Individuals who submit comments are informed that we do not blacken or change the personal data of comment submissions. You should only submit information that you wish to make publicly available. All submissions must refer to file number SR-FINRA-2021-014 and must be submitted by July 6, 2021. The Securities and Exchange Commission (“SEC”) passed Rule 15c2-11 of the Securities Exchange Act of 1934 (“Exchange Act”) in 2020 with an effective date of April 26, 2020. September 2021 has changed. Rule 15c2-11 applies primarily to broker-dealers who offer quotes for securities traded on the over-the-counter (“OTC”) market. The rule deals with the obligation of broker-dealers to have an appropriate basis for assuming that issuers of securities listed on the OTC market have kept financial and other information up to date and made it public.
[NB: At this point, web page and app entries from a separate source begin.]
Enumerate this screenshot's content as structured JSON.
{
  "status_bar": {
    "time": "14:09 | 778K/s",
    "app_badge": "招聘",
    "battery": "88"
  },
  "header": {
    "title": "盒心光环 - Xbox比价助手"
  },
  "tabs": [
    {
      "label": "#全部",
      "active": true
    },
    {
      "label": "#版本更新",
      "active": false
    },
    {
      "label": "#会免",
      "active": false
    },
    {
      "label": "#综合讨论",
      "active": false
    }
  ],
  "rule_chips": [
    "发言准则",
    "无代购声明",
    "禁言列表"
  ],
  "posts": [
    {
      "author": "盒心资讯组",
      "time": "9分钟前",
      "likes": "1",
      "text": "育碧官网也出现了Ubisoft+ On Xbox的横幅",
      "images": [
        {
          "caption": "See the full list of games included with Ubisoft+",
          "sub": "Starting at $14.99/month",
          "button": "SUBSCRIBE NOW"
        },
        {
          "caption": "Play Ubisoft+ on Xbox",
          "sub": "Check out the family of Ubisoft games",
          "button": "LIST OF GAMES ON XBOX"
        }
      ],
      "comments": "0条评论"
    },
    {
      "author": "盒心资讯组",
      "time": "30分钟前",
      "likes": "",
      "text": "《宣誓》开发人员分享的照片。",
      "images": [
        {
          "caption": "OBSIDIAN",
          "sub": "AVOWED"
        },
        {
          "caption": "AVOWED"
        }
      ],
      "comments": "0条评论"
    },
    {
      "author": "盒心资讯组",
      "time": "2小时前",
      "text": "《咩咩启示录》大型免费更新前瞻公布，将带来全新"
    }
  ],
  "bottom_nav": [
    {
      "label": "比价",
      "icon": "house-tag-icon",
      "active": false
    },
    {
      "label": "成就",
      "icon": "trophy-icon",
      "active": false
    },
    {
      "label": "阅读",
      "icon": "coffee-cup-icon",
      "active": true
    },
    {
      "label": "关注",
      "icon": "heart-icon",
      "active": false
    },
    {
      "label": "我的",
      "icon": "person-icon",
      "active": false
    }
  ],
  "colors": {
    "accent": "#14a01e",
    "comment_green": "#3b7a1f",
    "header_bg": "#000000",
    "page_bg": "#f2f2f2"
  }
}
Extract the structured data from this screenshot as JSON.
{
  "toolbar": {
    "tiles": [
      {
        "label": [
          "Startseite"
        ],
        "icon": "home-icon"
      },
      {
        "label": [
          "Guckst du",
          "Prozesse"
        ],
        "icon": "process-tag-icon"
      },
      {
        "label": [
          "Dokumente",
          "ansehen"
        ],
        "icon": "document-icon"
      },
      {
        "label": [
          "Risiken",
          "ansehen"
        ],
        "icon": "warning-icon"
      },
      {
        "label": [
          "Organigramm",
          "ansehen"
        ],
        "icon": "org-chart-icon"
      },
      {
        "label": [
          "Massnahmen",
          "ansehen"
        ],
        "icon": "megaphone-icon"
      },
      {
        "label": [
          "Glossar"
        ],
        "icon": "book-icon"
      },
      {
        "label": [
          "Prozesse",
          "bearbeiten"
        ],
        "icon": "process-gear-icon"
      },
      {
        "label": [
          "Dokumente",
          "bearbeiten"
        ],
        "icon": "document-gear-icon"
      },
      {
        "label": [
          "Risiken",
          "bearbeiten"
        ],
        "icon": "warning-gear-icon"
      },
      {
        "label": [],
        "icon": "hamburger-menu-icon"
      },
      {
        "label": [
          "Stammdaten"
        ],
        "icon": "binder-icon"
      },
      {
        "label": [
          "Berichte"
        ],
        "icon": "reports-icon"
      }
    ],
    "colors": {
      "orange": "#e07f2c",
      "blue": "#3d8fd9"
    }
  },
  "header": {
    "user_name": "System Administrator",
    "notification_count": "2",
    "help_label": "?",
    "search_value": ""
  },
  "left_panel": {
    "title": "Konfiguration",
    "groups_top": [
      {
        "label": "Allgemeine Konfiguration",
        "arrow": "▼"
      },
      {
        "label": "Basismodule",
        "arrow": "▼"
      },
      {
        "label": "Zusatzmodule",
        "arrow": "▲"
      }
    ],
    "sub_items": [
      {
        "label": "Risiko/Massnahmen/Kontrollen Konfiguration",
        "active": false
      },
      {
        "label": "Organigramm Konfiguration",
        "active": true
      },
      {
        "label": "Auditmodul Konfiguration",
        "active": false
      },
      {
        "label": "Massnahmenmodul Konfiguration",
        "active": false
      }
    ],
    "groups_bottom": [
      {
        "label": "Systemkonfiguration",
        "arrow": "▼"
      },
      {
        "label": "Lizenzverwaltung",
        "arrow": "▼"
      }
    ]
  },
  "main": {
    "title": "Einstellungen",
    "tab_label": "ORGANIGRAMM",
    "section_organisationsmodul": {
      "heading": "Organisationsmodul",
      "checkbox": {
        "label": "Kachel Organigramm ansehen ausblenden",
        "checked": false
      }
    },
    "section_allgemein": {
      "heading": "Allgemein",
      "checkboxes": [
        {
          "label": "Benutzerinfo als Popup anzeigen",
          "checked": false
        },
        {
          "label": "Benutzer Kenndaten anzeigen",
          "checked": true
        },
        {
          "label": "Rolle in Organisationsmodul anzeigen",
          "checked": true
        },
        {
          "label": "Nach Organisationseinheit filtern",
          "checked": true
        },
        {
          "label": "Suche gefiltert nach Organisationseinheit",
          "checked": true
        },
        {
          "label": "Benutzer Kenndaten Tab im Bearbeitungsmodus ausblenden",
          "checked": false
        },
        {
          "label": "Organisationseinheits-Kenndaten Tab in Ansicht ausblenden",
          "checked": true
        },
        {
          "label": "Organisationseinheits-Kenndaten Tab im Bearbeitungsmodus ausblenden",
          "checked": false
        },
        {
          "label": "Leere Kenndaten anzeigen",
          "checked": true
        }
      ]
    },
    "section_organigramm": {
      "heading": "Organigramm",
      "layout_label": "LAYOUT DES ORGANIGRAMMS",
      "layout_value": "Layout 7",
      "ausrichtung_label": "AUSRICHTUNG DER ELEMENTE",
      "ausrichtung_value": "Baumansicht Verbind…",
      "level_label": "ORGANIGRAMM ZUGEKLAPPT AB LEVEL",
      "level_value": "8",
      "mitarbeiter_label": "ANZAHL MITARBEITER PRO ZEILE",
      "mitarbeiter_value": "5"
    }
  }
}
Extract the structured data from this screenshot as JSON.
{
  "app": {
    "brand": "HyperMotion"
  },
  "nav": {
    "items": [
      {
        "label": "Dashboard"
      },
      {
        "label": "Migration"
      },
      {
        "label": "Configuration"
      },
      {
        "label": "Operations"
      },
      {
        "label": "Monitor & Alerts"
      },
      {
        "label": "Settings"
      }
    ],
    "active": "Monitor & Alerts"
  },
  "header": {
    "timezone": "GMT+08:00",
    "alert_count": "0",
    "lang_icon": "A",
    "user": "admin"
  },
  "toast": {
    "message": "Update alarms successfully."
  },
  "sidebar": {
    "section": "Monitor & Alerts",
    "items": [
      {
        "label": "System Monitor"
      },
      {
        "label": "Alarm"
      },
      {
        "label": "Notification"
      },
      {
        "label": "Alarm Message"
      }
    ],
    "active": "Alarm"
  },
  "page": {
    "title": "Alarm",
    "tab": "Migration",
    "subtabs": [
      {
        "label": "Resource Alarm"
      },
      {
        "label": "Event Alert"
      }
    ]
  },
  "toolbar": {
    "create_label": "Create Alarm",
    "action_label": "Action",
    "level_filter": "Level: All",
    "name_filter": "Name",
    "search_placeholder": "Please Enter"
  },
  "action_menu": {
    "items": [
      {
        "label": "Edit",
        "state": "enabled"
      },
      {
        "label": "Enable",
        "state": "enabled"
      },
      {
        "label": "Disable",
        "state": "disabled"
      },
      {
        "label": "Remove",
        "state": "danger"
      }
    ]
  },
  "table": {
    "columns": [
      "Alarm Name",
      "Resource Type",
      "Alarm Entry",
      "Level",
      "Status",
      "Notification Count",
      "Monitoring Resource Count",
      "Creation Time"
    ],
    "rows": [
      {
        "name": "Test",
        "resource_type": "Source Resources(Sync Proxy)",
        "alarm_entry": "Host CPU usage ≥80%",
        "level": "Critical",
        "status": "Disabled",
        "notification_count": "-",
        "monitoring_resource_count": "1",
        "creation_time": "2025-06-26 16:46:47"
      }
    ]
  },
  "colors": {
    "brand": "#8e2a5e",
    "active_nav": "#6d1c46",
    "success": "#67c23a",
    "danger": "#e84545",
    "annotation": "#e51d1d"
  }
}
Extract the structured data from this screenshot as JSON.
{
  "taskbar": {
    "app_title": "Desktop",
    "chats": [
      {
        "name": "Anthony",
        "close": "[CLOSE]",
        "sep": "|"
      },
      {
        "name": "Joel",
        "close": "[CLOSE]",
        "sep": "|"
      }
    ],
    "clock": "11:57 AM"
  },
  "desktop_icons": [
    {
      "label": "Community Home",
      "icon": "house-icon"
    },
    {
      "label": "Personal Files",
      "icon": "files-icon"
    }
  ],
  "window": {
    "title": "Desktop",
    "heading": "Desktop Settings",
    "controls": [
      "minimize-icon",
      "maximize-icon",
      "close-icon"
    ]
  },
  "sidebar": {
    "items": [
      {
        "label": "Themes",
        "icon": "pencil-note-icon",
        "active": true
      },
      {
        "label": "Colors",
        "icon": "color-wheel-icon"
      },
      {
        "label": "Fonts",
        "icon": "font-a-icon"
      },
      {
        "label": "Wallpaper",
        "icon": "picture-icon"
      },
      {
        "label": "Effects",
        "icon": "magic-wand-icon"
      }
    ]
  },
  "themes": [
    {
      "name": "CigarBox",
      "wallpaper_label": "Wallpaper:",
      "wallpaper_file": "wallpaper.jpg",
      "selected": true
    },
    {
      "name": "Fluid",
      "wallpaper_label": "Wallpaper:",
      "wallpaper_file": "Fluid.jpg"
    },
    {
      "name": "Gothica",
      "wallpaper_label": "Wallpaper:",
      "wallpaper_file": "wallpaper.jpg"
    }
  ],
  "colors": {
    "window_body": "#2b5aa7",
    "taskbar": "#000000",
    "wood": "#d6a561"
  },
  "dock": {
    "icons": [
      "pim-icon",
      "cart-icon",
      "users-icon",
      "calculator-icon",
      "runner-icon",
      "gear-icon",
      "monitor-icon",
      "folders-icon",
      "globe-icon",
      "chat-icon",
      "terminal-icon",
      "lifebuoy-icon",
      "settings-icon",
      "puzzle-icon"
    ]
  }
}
The amendment included the documents and types of information that must be reviewed before making security offers and stipulated that the information must be publicly available. Following the rule change, some industry representatives who trade fixed income contacted the SEC to request an extension to make the necessary operational and system changes to comply with the rule changes. On the 24th. In September 2021, Ministry of Commerce and Markets staff issued a no-action letter stating that they would not recommend enforcement action under the amendments to Rule 15c2-11 until January 3, 2022.

This would apply to fixed income quotes published by broker-dealers in the registration media.1 SEC staff issued the extension to allow for an orderly transition to compliance with the amended rule. The final version of the rules includes an in-depth discussion of the many comments received (I was one of the many comment writers), especially when it comes to the piggyback exception. As part of the comment process, OTC markets and many of their supporters proposed the creation of a new “expert market” that would allow securities trading with little or no limited information from institutions and other qualified retailers. In rejecting the proposal, the SEC pointed out that there was not enough detail and information on the functioning of such a market, but that it was open to examination of such a separate and qualified market by experts in the future on the basis of the appropriate bases. The phased-in approach allows broker-dealers who publish or submit fixed income offers on a listing medium to meet the requirements of Rule 15c2-11. If the securities of an OTC issuer lose their compliance with rule 15c2-11, they will be removed from the grey market listing. This happens automatically if there are no quotes published for a stock for four consecutive trading sessions. (An additional requirement that inventory be quoted for at least 12 days in the last 30 calendar days has been removed from the final rule.) The grey market, sometimes referred to as the “Penny Stock Cemetery”,” has been extremely illiquid in the past.

Many of its inhabitants eventually ceased their activities altogether and their stock symbols were removed by FINRA. In the end, it was decided to keep the exception, but not in its original form. Deviations from the proposed rule will be very different from letterbox companies and what the SEC calls “catch-all” issuers: roses that are not registered with the SEC and therefore do not need to make any disclosure at all.